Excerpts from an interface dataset
--- START ---

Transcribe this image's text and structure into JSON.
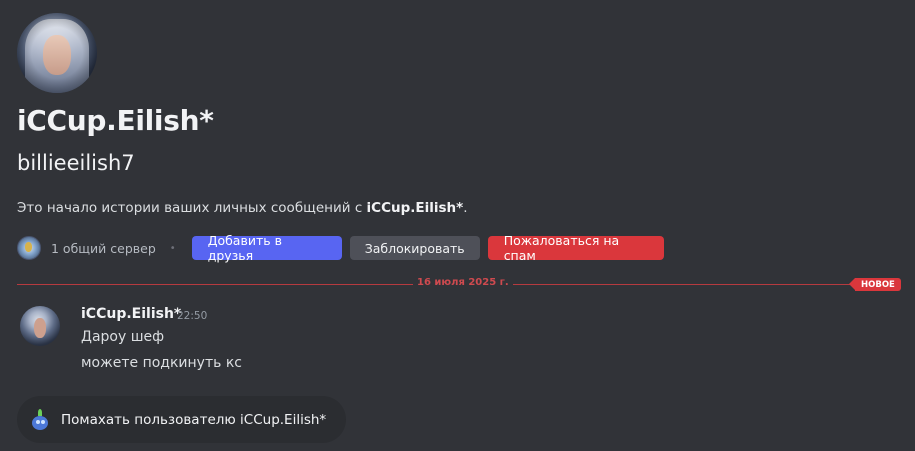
{
  "profile": {
    "display_name": "iCCup.Eilish*",
    "username": "billieeilish7",
    "intro_prefix": "Это начало истории ваших личных сообщений с ",
    "intro_name": "iCCup.Eilish*",
    "intro_suffix": "."
  },
  "actions": {
    "mutual_servers": "1 общий сервер",
    "separator": "•",
    "add_friend": "Добавить в друзья",
    "block": "Заблокировать",
    "report_spam": "Пожаловаться на спам"
  },
  "divider": {
    "date": "16 июля 2025 г.",
    "new_badge": "НОВОЕ"
  },
  "message": {
    "author": "iCCup.Eilish*",
    "time": "22:50",
    "lines": [
      "Дароу шеф",
      "можете подкинуть кс"
    ]
  },
  "wave": {
    "label": "Помахать пользователю iCCup.Eilish*"
  },
  "colors": {
    "background": "#313338",
    "primary_button": "#5865f2",
    "secondary_button": "#4e5058",
    "danger": "#da373c"
  },
  "icons": {
    "avatar": "user-avatar",
    "server": "server-icon",
    "wave": "wave-sticker-icon"
  }
}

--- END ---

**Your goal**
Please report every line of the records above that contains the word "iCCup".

**Finished task**
    "display_name": "iCCup.Eilish*",
    "intro_name": "iCCup.Eilish*",
    "author": "iCCup.Eilish*",
    "label": "Помахать пользователю iCCup.Eilish*"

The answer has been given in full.